dc.identifier.doi10.1016/j.ajic.2016.03.036
dc.identifier.urihttp://hdl.handle.net/10144/618709
dc.description.abstractAntibiotic stewardship program (ASP) implementation in humanitarian settings is a new endeavor. Doctors Without Borders/Médecins Sans Frontières introduced an ASP within a hospital in Amman, Jordan, where patients from Iraq, Syria, and Yemen with chronic, often multidrug-resistant, infections related to war are managed. Antibiotics were reviewed, and real-time recommendations were made to optimize choice, dose, duration, and route by a small team. Over the first year of implementation, acceptance of the ASP's recommendations improved. When compared with the year prior to implementation, antibiotic cost in 2014 declined considerably from approximately $252,077 (average, $21,006/month) to <$159,948 ($13,329/month), and a reduction in use of broad-spectrum agents was observed. An ASP in a humanitarian surgical hospital proved acceptable and effective, reducing antibiotic expenditures and use of broad-spectrum agents.
dc.languageENG
dc.language.isoenen
dc.publisherElsevieren
dc.rightsArchived with thanks to American Journal of Infection Control.en
dc.titleIntroducing An Antibiotic Stewardship Program In A Humanitarian Surgical Hospitalen
dc.identifier.journalAmerican Journal of Infection Controlen
refterms.dateFOA2019-03-04T12:58:20Z
html.description.abstractAntibiotic stewardship program (ASP) implementation in humanitarian settings is a new endeavor. Doctors Without Borders/Médecins Sans Frontières introduced an ASP within a hospital in Amman, Jordan, where patients from Iraq, Syria, and Yemen with chronic, often multidrug-resistant, infections related to war are managed. Antibiotics were reviewed, and real-time recommendations were made to optimize choice, dose, duration, and route by a small team. Over the first year of implementation, acceptance of the ASP's recommendations improved. When compared with the year prior to implementation, antibiotic cost in 2014 declined considerably from approximately $252,077 (average, $21,006/month) to <$159,948 ($13,329/month), and a reduction in use of broad-spectrum agents was observed. An ASP in a humanitarian surgical hospital proved acceptable and effective, reducing antibiotic expenditures and use of broad-spectrum agents.

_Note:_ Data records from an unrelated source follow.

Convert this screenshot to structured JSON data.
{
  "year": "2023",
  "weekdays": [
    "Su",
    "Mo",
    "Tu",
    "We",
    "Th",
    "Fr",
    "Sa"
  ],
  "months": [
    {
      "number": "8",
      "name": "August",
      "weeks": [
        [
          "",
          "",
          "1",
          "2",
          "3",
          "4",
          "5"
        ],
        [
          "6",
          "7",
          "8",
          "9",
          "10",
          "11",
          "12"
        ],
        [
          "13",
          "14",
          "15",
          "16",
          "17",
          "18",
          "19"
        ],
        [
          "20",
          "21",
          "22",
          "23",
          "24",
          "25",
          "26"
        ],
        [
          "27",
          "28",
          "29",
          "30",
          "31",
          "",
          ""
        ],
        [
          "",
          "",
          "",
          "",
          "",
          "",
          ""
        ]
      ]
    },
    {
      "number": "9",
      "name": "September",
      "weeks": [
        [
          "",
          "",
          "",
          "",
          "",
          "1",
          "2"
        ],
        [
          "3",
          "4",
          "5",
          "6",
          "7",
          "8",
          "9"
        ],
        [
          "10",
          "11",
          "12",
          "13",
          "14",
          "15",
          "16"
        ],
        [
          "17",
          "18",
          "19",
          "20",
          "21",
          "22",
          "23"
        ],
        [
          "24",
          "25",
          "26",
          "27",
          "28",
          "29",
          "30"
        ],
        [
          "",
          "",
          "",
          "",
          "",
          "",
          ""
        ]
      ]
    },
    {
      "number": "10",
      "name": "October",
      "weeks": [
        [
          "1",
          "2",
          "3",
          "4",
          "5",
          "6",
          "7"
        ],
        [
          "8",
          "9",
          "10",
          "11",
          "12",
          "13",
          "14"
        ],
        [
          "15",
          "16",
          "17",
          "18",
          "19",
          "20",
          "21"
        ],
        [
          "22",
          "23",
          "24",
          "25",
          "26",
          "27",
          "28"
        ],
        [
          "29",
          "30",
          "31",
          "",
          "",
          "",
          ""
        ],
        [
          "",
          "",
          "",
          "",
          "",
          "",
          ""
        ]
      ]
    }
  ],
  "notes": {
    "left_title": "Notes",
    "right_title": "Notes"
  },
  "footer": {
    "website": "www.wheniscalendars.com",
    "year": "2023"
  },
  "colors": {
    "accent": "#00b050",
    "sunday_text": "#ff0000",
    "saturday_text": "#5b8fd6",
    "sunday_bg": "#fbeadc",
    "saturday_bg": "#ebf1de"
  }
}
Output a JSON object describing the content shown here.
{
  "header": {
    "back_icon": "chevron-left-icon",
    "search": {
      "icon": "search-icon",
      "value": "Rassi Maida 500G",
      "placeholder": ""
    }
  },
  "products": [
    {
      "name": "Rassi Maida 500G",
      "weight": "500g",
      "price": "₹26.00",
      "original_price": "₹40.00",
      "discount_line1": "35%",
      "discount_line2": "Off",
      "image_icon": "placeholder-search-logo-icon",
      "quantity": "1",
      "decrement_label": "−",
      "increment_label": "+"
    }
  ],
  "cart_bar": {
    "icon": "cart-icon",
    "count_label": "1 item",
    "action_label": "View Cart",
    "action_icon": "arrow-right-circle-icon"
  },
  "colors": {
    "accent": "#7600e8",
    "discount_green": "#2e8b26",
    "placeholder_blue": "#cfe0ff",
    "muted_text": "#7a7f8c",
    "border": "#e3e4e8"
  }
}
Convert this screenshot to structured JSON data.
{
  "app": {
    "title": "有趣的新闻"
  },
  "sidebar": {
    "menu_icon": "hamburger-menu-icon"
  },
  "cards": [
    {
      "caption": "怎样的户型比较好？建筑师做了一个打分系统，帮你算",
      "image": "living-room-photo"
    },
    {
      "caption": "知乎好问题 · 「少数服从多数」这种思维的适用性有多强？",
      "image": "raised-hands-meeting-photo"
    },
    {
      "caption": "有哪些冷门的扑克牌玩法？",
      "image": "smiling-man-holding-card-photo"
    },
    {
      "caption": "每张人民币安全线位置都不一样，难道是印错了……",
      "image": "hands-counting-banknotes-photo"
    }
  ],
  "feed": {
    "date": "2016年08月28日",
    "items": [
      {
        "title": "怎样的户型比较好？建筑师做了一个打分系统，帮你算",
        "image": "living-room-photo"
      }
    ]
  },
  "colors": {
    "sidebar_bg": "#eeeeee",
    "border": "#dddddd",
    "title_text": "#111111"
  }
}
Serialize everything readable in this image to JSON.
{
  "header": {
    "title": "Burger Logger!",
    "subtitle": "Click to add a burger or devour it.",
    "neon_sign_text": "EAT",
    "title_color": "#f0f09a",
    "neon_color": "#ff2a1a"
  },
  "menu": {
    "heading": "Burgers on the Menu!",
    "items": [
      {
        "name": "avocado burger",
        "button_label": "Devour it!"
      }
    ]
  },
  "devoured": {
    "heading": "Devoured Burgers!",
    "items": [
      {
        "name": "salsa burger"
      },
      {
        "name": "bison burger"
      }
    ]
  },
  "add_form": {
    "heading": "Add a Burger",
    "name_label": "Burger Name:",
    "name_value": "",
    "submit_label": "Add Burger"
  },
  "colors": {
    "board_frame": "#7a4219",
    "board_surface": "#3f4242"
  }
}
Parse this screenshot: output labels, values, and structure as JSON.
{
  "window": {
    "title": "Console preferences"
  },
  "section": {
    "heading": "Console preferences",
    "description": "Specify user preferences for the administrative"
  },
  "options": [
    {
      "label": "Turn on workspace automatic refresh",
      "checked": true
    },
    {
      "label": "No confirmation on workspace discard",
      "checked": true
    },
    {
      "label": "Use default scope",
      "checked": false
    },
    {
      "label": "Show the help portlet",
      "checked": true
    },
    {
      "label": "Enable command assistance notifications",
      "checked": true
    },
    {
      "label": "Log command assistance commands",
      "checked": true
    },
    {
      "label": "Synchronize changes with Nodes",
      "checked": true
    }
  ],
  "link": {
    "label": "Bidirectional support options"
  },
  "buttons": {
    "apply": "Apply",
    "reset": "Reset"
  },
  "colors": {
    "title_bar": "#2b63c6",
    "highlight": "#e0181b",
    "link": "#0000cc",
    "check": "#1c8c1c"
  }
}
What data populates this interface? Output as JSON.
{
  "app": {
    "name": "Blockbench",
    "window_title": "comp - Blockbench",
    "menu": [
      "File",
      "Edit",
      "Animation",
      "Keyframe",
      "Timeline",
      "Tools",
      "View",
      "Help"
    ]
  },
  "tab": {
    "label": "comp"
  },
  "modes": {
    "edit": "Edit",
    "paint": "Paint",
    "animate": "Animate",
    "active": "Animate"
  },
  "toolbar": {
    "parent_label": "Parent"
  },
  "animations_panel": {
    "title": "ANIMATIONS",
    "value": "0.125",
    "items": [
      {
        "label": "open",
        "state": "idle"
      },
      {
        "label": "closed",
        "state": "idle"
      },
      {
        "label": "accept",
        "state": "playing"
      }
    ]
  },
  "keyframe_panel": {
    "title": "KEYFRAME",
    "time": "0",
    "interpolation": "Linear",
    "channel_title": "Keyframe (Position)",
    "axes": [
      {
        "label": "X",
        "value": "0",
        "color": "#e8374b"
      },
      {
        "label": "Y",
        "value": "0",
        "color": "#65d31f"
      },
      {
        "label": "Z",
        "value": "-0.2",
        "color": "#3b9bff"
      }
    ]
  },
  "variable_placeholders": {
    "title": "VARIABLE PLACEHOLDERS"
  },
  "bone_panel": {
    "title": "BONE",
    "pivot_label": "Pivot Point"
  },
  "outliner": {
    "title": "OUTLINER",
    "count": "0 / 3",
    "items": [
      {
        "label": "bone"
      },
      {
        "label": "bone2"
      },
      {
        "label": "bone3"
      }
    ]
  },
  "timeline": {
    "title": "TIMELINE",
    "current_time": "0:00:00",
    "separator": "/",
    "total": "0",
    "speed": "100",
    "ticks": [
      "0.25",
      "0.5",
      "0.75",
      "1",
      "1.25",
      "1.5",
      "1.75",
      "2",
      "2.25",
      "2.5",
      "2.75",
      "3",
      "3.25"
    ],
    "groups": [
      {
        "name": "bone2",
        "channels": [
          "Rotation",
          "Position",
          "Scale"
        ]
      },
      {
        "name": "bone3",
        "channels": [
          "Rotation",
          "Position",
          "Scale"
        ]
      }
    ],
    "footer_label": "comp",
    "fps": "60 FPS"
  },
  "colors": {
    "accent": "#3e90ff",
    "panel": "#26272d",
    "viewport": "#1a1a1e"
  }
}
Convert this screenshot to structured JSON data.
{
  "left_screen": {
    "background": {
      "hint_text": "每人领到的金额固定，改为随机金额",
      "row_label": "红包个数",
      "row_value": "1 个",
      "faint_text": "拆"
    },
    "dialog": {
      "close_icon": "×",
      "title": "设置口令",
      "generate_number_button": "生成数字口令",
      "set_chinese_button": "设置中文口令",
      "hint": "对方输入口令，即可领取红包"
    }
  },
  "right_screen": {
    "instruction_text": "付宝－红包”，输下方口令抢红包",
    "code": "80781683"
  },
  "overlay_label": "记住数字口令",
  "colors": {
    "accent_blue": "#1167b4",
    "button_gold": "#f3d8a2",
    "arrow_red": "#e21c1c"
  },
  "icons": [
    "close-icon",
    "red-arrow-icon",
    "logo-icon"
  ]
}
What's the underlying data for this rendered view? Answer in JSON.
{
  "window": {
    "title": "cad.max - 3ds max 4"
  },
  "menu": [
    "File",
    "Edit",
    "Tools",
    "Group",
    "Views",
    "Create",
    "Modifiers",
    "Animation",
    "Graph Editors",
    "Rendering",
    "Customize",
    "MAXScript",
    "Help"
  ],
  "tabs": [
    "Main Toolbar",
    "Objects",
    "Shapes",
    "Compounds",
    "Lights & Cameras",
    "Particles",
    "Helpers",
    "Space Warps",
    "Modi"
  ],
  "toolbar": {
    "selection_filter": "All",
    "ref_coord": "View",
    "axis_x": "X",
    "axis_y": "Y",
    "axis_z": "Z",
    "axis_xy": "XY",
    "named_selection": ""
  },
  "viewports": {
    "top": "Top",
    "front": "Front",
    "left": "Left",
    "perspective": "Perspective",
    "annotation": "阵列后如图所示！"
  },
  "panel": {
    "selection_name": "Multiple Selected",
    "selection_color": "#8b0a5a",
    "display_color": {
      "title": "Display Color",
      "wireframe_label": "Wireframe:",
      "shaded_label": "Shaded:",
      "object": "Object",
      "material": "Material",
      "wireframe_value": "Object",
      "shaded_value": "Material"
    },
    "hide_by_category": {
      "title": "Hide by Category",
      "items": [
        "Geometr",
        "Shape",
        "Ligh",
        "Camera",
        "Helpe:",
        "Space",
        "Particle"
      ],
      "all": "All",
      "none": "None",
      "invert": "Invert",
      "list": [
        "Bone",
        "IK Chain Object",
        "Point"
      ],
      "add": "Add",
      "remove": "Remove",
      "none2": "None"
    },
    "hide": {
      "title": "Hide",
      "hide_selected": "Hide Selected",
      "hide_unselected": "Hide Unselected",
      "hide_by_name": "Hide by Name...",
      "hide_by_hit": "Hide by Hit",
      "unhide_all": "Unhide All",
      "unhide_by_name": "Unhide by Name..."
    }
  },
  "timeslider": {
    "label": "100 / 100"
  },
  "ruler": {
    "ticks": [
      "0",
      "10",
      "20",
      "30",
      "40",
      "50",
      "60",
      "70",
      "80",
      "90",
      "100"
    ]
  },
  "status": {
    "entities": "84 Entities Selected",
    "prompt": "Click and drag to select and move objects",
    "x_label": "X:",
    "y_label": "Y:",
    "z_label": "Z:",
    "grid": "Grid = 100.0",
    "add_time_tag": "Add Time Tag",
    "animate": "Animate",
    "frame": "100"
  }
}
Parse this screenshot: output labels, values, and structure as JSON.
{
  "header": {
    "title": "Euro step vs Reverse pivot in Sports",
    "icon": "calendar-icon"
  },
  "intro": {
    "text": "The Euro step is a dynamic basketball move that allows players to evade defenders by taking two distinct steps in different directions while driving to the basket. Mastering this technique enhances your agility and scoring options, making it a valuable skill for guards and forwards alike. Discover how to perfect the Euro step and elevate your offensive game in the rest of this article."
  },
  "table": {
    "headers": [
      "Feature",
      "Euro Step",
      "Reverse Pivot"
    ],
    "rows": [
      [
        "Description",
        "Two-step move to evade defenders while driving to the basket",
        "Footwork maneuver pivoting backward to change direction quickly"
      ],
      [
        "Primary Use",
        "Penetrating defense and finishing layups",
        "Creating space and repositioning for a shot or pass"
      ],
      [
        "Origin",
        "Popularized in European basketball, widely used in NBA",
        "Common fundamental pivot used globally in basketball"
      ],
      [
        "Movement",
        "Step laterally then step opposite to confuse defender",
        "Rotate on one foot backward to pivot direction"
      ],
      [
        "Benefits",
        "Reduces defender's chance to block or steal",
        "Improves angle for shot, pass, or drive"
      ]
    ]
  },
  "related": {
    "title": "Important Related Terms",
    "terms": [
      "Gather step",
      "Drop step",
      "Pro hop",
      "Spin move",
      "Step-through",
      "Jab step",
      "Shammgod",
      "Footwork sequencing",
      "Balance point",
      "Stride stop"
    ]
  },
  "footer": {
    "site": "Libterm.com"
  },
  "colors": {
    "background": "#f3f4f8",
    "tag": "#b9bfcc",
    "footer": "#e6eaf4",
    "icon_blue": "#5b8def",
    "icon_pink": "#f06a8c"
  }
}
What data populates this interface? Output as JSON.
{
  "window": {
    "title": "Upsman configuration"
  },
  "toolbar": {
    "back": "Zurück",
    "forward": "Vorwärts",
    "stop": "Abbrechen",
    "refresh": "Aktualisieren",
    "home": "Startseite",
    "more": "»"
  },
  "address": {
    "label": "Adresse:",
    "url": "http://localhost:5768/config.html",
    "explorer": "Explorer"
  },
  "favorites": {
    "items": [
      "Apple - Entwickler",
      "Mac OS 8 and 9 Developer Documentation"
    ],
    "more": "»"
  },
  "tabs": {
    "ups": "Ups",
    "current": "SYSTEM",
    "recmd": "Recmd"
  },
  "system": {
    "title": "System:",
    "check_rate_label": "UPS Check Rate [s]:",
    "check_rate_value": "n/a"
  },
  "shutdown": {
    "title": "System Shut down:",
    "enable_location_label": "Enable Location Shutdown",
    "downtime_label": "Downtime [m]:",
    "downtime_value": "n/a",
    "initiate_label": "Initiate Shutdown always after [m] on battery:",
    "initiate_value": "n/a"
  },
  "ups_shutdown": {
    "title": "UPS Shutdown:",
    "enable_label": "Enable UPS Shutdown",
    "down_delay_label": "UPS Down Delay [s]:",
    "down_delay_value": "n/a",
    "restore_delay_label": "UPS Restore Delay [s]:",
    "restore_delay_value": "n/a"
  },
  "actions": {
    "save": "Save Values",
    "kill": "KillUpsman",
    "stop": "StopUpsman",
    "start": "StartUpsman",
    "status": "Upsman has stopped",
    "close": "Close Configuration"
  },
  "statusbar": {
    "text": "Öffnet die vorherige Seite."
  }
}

Files in this item

Thumbnail
Name:
Bhalla N et al - 2016 - Introducing ...
Size:
411.8Kb
Format:
PDF

This item appears in the following Collection(s)

Show simple item record